By Maggie Boleyn
To Charles Gladue, studying and learning from history is essential to avoid repeating past mistakes. He quotes Santayana, “Those who cannot remember the past are condemned to repeat it.” Gladue uses his love of history to inform his service to Hazel Park residents. Among his many roles, he is President of the Hazel Park Historical Society, a 501(c)3 nonprofit.
“I was drawn to preserving our city’s history because, first and foremost, I am a history nut,” he said. Gladue adds he was excited to have the opportunity to help establish Hazel Park’s Historical Museum, along with his fellow Commissioners. Gladue, a resident of Hazel Park for 24 years, has logged hundreds of volunteer hours, serving on the Planning Commission, Zoning Board of Appeals, Tax Review Board, and Historical Commission and Museum. He grew up in Oak Park and attended Ferndale High School.
Gladue is imbued with a strong volunteer spirit and carries that to his quest for City Council. “I am running for City Council because I believe we need a more balanced Council,” he said. “I believe serving is more than just attending the one or two meetings a month that are held. You have to get out and volunteer and interact.” In addition to his service to the City through boards and commissions, Gladue chairs the Hazel Park Lions Club Memorial Day weekend.
“This interaction with the community has allowed me to get a good sense of what our residents want to see in our city and more importantly, what they don’t want to see,” Gladue said.
WHEN ASKED WHAT PLANS HE ENVISIONS FOR HAZEL PARK, Gladue responded, “I would like to see Hazel Park transform back to a city with a vibrant, established downtown.

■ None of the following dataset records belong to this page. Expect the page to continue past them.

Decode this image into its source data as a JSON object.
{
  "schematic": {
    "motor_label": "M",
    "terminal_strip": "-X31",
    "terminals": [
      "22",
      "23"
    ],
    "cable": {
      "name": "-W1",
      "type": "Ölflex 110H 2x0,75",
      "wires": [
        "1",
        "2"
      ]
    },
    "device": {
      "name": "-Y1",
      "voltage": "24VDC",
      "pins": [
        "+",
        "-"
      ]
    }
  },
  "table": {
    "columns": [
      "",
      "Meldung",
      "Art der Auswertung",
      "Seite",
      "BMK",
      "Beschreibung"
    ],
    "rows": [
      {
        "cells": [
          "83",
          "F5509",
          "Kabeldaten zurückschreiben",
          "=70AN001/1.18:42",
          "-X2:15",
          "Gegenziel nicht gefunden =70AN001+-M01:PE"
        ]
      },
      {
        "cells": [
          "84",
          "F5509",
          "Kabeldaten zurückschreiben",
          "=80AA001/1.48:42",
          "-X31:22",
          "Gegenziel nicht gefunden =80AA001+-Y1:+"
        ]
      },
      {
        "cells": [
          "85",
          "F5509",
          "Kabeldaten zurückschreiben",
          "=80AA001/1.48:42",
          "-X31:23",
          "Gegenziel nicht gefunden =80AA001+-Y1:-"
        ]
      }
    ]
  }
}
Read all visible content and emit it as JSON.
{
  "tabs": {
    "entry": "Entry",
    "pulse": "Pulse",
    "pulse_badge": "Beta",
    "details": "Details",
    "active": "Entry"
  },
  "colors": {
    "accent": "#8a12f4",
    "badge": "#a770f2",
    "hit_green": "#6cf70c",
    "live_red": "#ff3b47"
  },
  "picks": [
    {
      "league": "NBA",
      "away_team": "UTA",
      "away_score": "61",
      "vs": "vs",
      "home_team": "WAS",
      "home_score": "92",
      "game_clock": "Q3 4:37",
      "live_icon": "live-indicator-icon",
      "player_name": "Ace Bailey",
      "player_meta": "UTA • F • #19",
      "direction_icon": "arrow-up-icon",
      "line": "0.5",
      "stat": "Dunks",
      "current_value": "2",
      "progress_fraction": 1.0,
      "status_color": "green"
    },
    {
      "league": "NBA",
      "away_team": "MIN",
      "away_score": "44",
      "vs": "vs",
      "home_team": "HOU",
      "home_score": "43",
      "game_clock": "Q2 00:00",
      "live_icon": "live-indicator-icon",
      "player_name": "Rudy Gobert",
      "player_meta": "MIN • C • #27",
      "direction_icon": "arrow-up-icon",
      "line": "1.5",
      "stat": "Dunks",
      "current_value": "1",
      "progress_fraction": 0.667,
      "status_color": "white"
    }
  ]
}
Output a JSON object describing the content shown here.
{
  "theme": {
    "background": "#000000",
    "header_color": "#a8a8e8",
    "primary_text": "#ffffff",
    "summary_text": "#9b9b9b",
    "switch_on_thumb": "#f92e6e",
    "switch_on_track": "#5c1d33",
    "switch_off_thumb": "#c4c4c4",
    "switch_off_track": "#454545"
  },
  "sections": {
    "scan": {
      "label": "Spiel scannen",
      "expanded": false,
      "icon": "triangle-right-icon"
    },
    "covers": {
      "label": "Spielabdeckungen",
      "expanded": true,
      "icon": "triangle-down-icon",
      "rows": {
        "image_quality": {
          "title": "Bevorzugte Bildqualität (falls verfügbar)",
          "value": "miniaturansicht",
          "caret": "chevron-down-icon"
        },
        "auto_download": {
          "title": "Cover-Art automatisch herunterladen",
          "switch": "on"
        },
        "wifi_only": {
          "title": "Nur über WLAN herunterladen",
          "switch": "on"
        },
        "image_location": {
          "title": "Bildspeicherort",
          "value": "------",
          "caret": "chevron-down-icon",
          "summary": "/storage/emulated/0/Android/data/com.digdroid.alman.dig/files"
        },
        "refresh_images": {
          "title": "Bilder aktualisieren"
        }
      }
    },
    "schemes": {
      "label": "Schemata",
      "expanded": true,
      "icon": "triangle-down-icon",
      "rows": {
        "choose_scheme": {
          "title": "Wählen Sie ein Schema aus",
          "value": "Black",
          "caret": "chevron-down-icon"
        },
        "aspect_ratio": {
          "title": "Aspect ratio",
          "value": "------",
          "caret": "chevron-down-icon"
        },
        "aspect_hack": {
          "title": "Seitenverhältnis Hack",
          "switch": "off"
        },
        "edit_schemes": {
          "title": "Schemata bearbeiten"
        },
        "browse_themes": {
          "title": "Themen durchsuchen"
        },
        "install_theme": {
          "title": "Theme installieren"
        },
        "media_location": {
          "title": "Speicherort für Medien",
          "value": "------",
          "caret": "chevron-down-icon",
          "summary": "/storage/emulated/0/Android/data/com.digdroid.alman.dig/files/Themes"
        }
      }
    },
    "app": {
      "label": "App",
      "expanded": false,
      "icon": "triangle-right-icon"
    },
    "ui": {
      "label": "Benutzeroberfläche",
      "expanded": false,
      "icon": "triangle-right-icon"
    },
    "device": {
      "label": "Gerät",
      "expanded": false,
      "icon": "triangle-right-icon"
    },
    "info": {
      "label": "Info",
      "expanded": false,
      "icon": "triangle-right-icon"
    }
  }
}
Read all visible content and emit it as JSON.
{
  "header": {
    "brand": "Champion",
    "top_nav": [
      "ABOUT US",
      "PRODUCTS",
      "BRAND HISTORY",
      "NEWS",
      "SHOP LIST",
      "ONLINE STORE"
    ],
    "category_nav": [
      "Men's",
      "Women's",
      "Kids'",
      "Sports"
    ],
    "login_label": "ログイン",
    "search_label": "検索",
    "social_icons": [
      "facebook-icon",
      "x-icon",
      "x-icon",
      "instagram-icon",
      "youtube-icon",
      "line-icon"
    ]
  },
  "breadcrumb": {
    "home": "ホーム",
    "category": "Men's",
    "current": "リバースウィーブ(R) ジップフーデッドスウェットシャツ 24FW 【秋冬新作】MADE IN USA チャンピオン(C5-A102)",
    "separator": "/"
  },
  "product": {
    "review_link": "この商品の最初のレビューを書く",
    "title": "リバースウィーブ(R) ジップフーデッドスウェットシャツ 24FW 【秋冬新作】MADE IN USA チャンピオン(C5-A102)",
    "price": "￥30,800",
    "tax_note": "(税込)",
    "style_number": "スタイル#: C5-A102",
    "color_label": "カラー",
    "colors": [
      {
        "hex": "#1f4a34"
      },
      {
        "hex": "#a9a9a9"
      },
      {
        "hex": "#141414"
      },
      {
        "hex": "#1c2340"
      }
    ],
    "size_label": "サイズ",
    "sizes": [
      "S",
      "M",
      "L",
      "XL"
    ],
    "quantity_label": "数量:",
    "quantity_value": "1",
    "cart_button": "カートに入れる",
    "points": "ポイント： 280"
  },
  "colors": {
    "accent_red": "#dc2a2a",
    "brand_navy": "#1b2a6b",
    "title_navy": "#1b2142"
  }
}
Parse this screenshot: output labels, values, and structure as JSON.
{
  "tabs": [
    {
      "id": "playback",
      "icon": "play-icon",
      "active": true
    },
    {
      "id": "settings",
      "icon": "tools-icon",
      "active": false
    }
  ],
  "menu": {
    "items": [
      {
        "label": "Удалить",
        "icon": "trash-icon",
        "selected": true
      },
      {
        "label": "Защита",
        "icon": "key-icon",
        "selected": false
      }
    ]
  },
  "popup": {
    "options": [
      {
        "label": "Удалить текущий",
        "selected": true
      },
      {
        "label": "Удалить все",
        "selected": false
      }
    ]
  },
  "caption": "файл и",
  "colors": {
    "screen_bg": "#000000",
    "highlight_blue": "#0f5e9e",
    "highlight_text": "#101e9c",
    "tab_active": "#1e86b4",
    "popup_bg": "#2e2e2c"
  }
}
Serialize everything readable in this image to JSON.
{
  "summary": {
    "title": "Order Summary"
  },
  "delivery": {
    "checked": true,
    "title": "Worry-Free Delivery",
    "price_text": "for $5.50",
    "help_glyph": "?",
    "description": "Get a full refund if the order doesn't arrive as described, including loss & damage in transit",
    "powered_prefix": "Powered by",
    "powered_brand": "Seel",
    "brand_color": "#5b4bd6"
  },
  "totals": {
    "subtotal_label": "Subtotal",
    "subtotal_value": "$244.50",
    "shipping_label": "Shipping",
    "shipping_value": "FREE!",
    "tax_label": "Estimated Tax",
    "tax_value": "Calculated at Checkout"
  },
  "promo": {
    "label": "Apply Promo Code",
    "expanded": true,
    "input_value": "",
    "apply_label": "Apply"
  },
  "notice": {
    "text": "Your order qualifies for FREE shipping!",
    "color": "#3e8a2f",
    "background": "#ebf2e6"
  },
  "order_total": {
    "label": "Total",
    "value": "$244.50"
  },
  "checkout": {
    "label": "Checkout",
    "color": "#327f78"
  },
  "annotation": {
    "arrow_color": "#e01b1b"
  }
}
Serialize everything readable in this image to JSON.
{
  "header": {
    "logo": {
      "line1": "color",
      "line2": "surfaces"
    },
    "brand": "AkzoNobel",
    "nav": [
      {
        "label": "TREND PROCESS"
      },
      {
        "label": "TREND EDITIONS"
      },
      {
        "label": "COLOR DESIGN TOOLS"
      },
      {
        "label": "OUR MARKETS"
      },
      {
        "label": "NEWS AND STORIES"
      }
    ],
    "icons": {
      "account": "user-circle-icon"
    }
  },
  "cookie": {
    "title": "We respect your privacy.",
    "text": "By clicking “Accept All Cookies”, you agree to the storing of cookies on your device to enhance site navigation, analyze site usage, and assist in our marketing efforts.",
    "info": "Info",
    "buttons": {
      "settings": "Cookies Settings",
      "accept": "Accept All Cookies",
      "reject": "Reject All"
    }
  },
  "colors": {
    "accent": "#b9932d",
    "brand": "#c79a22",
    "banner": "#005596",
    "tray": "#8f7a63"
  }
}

We had it at one time, and if we would have not torn it all down from the ‘60s to the ‘90s in favor of strip malls, I firmly believe we would be sitting where Ferndale and Royal Oak are right now.”
One City improvement project in the works is the redesign of Scout Park. “I am excited about the upcoming Scout Park re-do, and would like to see that continue, right down to the smaller parks,” Gladue said. City Manager Edward Klobucher and the Hazel Park Recreation Department recently presented the design plan for the future Scout Park Playground. The plan, created by children (with help from Playgrounds by Leathers), was made possible by the SutarSutaruk-Meyer Foundation. The playground will be built “by and for” the community. Construction is scheduled to begin in June.
Gladue hopes that the city does not start playing favorites to specific individuals or businesses as has happened in the past. If so, the city would lose opportunities and not allow itself to diversify. A more balanced City Council would prevent this. The City Council and City administration need to be responsive to the concerns of its citizens, including more opportunities for the public to voice their input.
Gladue concludes, “I believe our residents need to be informed of the past, so we, as a city, do not repeat our past errors. And, believe me, we made a lot of those.”